For 29 years as curator of photography at The Museum of Modern Art, John Szarkowski showed us other people’s pictures—and helped us understand and appreciate them. Now we have a chance to look at his. An exhibition mounted by the San Francisco Museum of Modern Art (February 5–May 15) and eventually making its way to his former employer in New York is the first retrospective of a career little known and, alas, underpursued. Surely no one would have wished Szarkowski away from the Modern, where from 1962 to 1991 he presided over photography’s full investiture as an independent art. Though he loved where photography had been, especially Ansel Adams, Edward Weston, and Eugene Atget, he critically embraced where it was going, through exhibitions that highlighted photographers as diverse as Diane Arbus, Garry Winogrand, and William Eggleston. But the reason he came to the attention of the Modern in the first place was his photography. His two Guggenheim Fellowship projects, one on the architecture of Louis Sullivan, the other on the Quetico region of northern Minnesota, not far from the Walker Art Center, where he had worked, revised standard practice and looked forward. For him, Sullivan’s buildings weren’t monuments but street presences made up of subtle and complicated details. In the woods, Szarkowski trapped viewers in the mazey tangle of nature’s growth without relying on a large format to bring them into the picture. Seeing the quality of what has been prompts the unavoidable question of what might have been. “I never intended to stay at the museum for so long,” Szarkowski remarks, “but because of museum schedules, you have to quit two years before you actually leave, and I never managed to.”
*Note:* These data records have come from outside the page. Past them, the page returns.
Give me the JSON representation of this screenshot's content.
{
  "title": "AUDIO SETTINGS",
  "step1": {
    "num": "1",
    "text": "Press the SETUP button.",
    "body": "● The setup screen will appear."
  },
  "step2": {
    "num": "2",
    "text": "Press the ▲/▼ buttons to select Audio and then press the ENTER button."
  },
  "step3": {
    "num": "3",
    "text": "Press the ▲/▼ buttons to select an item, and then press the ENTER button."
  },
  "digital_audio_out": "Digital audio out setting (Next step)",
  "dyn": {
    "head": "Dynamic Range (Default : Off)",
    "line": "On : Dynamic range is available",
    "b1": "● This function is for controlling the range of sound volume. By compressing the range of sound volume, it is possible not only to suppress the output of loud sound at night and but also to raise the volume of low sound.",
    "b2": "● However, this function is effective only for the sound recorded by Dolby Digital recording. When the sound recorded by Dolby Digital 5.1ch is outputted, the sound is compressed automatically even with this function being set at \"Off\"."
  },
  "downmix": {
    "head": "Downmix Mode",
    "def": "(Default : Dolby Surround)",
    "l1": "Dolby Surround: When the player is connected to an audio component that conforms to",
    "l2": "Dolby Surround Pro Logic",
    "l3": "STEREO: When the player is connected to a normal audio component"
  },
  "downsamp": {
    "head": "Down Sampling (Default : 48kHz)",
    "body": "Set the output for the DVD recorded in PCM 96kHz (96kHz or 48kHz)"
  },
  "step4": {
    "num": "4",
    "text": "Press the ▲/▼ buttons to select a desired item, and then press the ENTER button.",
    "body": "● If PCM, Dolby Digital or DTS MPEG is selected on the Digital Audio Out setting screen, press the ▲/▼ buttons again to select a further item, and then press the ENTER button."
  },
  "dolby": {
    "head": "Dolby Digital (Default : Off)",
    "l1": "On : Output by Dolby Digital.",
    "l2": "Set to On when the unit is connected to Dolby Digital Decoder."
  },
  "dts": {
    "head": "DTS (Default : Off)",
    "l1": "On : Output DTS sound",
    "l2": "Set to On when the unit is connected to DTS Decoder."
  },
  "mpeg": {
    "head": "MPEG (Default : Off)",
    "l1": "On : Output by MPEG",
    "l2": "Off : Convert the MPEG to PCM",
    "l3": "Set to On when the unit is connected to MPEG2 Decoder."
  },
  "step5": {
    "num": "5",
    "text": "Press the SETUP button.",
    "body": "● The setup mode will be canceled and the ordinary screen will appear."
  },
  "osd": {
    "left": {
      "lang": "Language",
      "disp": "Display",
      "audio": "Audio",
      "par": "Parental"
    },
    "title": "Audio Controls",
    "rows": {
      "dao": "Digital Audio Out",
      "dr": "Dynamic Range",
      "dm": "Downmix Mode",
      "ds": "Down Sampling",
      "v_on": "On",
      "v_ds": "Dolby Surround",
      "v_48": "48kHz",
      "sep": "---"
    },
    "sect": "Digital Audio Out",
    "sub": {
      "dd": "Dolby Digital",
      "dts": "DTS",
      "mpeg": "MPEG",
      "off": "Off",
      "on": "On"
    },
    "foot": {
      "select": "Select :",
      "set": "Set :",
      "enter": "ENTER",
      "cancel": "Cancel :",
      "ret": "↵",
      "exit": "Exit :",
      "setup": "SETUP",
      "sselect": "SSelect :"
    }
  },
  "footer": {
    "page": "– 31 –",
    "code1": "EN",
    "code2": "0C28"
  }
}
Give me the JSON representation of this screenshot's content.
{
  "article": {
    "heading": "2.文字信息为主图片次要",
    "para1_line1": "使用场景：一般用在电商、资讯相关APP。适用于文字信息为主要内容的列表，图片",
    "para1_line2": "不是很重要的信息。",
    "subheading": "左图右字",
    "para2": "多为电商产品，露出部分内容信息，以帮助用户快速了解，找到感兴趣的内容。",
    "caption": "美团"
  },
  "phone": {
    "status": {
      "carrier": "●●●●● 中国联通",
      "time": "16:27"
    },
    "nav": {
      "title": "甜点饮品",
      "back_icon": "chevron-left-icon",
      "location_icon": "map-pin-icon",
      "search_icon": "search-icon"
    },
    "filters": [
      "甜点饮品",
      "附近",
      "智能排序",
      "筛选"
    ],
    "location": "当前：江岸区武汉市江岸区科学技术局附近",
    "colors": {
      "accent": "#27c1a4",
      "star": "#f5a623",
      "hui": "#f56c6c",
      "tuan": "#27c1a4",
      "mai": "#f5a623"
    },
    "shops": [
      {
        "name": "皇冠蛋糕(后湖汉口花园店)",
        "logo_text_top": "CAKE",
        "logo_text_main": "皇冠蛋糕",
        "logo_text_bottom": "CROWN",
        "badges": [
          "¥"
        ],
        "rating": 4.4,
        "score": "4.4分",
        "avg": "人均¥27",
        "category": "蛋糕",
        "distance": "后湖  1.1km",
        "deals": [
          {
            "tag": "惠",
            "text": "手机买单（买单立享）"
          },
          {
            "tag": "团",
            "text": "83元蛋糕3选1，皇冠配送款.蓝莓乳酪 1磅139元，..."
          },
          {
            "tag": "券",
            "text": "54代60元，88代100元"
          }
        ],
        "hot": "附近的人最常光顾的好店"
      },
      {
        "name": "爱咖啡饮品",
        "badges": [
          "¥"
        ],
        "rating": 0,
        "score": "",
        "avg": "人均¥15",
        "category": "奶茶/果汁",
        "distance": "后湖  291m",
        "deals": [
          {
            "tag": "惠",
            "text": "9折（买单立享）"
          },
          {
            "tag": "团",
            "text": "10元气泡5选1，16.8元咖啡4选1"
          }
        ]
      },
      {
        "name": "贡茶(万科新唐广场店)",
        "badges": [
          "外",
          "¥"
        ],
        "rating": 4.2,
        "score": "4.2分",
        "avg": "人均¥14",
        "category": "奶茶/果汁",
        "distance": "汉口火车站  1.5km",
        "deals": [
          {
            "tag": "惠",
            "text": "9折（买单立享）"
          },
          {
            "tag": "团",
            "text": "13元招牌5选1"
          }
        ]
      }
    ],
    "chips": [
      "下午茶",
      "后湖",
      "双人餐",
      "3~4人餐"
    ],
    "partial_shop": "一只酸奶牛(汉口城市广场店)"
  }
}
Szarkowski has been praised for his sly formalism, and it’s hard to disagree. The Walker Evans-ish screen door (1950) of our cover image is, as he admits, “not innocent of Mondrian. I tried it first as a horizontal,” he admits, “but then I reversed it and I could tell it was good.” Yet for SFMOMA’s Sandra Phillips, who organized the retrospective, formalism misses the point. “John’s pictures are deeply concerned with specific places in time, and that’s probably true for all the work he has championed,” she says. For Szarkowski, photography has always been an amalgam of what’s formed and found. The world is not enough, but it remains photography’s primary occasion. In his recent work, Szarkowski has concentrated on a small corner of that world outside his home in upstate New York. His pictures, most of apple orchards, are at once utterly simple and intricate, meditations on nature’s perpetual bounty and human beings’ temporary residence—gnarled bough and straight pruning pole. The symbols are hidden in plain sight, the images as resistant to critical comment as Keats’ ode To Autumn. “You go out day after day, you think you’ve got it,” he says, “but it only works sometimes, and you never really know why.